We have a pair of resident blackbirds in our garden, and every day the male blackbird perches on the chimney and sings loudly, especially at dusk. He seems to have several ‘songs’ or sequences of phrases which he sings over and over. I’ve heard them hundreds of times, but although I’m a musician and quite good at picking up things by ear, I can never do more than repeat fragments of the blackbird’s song. I certainly can’t whistle the whole song, or even several phrases in a row. They are so intricate, the oscillation between notes is so fast, and the tuning is so … well, so avian, that it baffles my human ear. Many of the pitches seem to fall into the tiny cracks between semitones. I can recognise the shape of phrases and their sequence, but the detail and the precise tuning seem constantly to be just beyond my ability to imitate them.
I can see why some composers have been fascinated by birdsong – famously, of course, Messiaen, whose pieces are full of the cries and calls of exotic birds as notated by him. Perhaps there are some birds whose song can be pinned down in pitches and rhythms familiar to the human ear, but the blackbird’s song would challenge any system of notation that I know about.

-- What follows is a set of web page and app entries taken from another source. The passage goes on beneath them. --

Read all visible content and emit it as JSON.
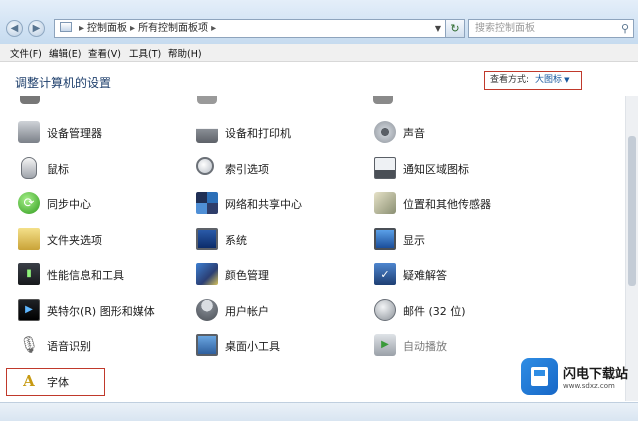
{
  "address": {
    "segments": [
      "控制面板",
      "所有控制面板项"
    ],
    "search_placeholder": "搜索控制面板"
  },
  "menu": [
    "文件(F)",
    "编辑(E)",
    "查看(V)",
    "工具(T)",
    "帮助(H)"
  ],
  "heading": "调整计算机的设置",
  "view_by": {
    "label": "查看方式:",
    "value": "大图标"
  },
  "items": [
    {
      "label": "设备管理器",
      "icon": "device-manager-icon"
    },
    {
      "label": "设备和打印机",
      "icon": "printer-icon"
    },
    {
      "label": "声音",
      "icon": "speaker-icon"
    },
    {
      "label": "鼠标",
      "icon": "mouse-icon"
    },
    {
      "label": "索引选项",
      "icon": "indexing-icon"
    },
    {
      "label": "通知区域图标",
      "icon": "notification-icon"
    },
    {
      "label": "同步中心",
      "icon": "sync-icon"
    },
    {
      "label": "网络和共享中心",
      "icon": "network-icon"
    },
    {
      "label": "位置和其他传感器",
      "icon": "sensor-icon"
    },
    {
      "label": "文件夹选项",
      "icon": "folder-icon"
    },
    {
      "label": "系统",
      "icon": "computer-icon"
    },
    {
      "label": "显示",
      "icon": "display-icon"
    },
    {
      "label": "性能信息和工具",
      "icon": "performance-icon"
    },
    {
      "label": "颜色管理",
      "icon": "color-icon"
    },
    {
      "label": "疑难解答",
      "icon": "troubleshoot-icon"
    },
    {
      "label": "英特尔(R) 图形和媒体",
      "icon": "intel-graphics-icon"
    },
    {
      "label": "用户帐户",
      "icon": "users-icon"
    },
    {
      "label": "邮件 (32 位)",
      "icon": "mail-icon"
    },
    {
      "label": "语音识别",
      "icon": "microphone-icon"
    },
    {
      "label": "桌面小工具",
      "icon": "gadgets-icon"
    },
    {
      "label": "自动播放",
      "icon": "autoplay-icon"
    },
    {
      "label": "字体",
      "icon": "fonts-icon"
    }
  ],
  "watermark": {
    "title": "闪电下载站",
    "url": "www.sdxz.com"
  },
  "colors": {
    "highlight": "#c0392b",
    "heading": "#1e3f6c",
    "link": "#1a5aa0"
  }
}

To write something down, you have to be able to analyse its pitch and rhythm, and our blackbirds have remained serenely inscrutable.